In the listing that follows, count each line containing the string "data" and report only the count.

════════

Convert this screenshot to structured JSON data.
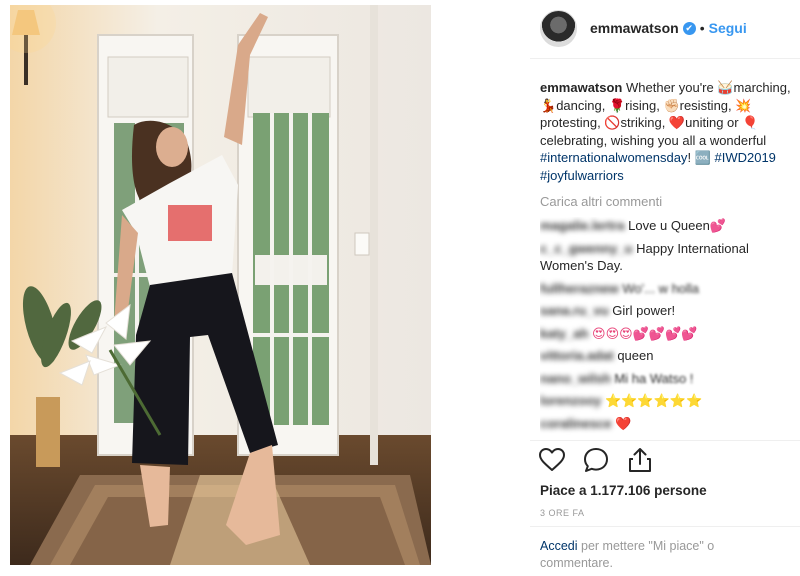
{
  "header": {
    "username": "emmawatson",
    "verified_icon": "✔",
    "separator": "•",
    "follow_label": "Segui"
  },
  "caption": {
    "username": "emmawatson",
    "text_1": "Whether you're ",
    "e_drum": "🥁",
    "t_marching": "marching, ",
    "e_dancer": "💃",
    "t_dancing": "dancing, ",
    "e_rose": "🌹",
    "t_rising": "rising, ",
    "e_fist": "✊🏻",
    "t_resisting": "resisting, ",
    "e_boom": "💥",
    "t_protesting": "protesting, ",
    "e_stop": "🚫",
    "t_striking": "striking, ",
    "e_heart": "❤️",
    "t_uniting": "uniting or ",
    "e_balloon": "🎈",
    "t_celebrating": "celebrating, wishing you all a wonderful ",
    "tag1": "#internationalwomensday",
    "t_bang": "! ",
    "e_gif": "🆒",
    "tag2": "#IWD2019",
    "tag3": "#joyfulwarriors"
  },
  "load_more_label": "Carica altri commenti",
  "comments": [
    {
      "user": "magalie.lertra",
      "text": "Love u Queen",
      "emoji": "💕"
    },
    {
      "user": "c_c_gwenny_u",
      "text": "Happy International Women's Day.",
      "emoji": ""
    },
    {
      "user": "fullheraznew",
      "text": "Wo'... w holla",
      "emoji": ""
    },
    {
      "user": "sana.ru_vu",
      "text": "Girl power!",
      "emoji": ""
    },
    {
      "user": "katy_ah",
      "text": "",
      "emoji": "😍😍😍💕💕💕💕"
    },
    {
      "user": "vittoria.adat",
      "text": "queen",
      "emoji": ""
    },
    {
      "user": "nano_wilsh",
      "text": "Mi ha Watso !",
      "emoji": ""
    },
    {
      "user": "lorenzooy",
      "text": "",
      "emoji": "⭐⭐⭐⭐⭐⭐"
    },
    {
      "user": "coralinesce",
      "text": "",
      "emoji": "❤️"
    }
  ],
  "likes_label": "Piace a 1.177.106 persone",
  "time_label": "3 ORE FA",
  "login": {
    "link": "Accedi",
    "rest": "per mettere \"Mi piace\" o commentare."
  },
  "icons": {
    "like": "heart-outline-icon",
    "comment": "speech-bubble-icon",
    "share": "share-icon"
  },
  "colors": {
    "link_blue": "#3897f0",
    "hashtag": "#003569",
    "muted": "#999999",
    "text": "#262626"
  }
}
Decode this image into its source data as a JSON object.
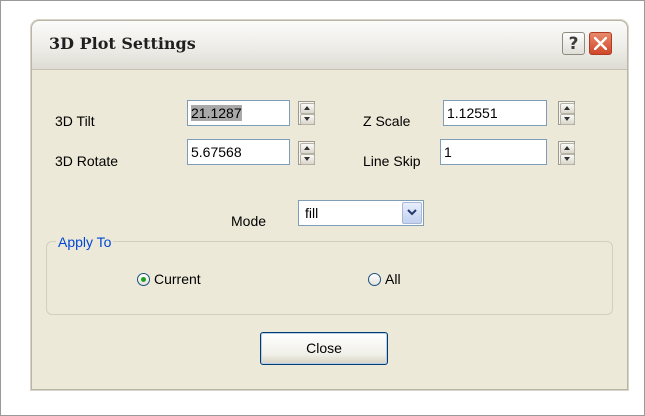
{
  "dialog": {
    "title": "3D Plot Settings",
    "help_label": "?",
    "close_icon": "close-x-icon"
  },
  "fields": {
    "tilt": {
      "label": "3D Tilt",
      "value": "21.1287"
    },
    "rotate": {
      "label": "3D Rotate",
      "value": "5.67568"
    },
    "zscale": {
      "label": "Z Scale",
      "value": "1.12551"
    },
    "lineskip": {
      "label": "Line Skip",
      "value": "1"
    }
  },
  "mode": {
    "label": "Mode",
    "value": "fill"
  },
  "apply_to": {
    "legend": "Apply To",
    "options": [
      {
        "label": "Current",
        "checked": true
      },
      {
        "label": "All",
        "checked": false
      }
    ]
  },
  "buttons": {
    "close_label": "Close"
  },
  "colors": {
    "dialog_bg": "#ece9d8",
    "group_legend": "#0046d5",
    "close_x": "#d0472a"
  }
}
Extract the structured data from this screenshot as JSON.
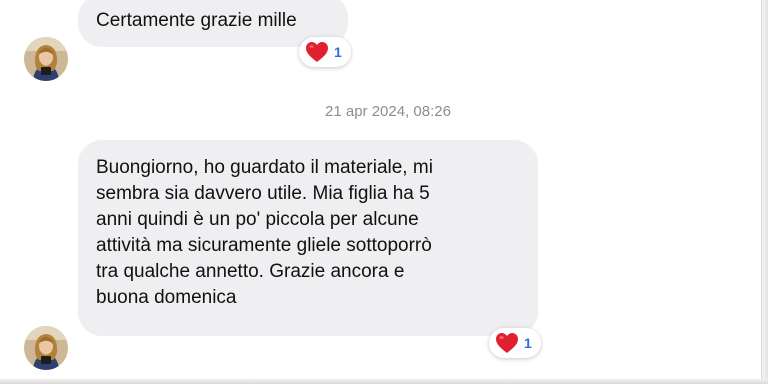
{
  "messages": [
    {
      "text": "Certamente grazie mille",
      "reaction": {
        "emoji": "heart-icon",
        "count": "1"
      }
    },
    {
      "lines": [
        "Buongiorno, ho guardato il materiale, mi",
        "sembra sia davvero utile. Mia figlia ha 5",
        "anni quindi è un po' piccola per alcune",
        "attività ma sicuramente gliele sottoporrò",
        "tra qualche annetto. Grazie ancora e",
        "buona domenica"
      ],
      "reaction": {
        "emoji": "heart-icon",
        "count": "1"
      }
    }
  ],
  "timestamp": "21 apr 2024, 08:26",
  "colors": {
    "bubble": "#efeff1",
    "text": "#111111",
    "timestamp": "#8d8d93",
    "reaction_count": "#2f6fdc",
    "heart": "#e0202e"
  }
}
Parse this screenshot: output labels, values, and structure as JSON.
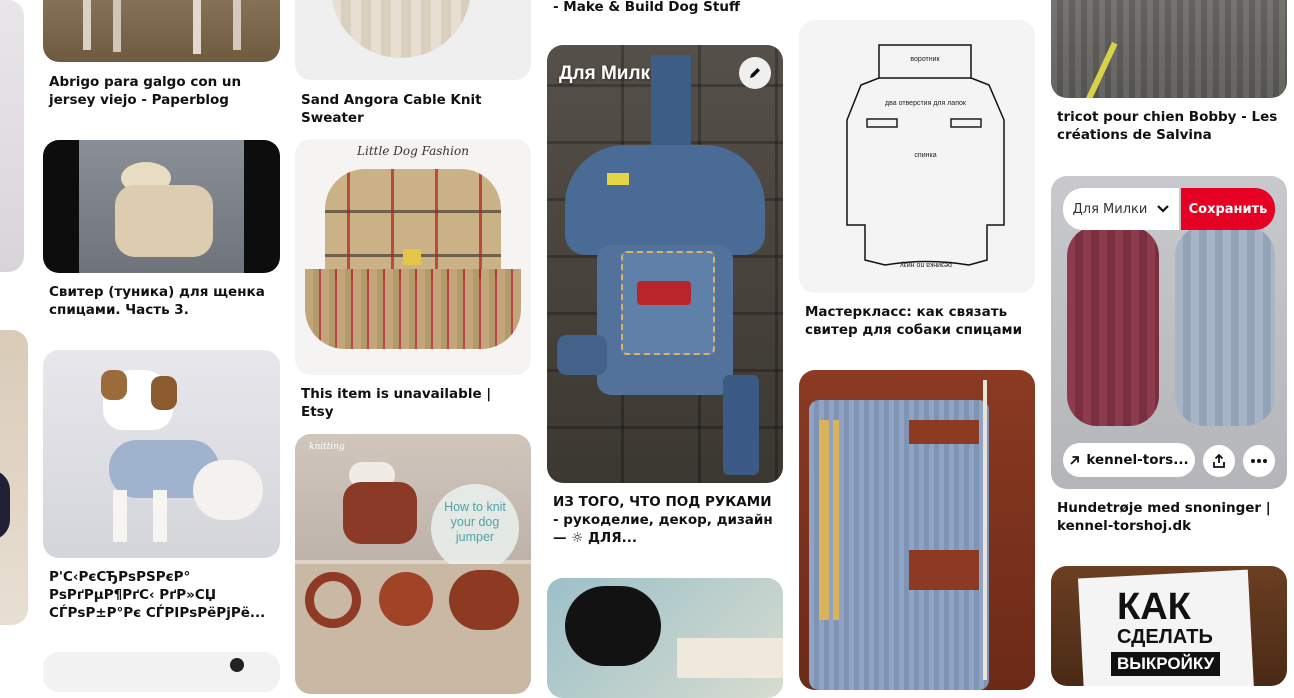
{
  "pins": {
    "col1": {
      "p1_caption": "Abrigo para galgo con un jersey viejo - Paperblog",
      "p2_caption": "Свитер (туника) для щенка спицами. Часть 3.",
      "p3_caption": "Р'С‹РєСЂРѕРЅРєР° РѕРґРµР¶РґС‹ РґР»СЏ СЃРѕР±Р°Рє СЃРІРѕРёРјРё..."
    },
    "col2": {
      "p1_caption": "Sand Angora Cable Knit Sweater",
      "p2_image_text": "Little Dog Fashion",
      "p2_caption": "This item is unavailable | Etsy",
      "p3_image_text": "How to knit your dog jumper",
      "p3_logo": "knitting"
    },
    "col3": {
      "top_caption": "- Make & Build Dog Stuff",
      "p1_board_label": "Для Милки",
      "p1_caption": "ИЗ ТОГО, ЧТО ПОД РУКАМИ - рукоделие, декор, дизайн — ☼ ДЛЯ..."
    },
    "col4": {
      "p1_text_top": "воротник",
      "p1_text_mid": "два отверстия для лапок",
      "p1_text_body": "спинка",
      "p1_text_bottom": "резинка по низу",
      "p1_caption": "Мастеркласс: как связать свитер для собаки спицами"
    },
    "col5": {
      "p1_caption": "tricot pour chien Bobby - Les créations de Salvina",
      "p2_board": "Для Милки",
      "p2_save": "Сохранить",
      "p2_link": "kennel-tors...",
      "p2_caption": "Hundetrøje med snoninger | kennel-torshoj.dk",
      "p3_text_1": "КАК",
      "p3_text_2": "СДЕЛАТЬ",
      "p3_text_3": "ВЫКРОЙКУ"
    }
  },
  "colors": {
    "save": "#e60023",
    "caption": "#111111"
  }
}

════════

→ **RESULT**: 3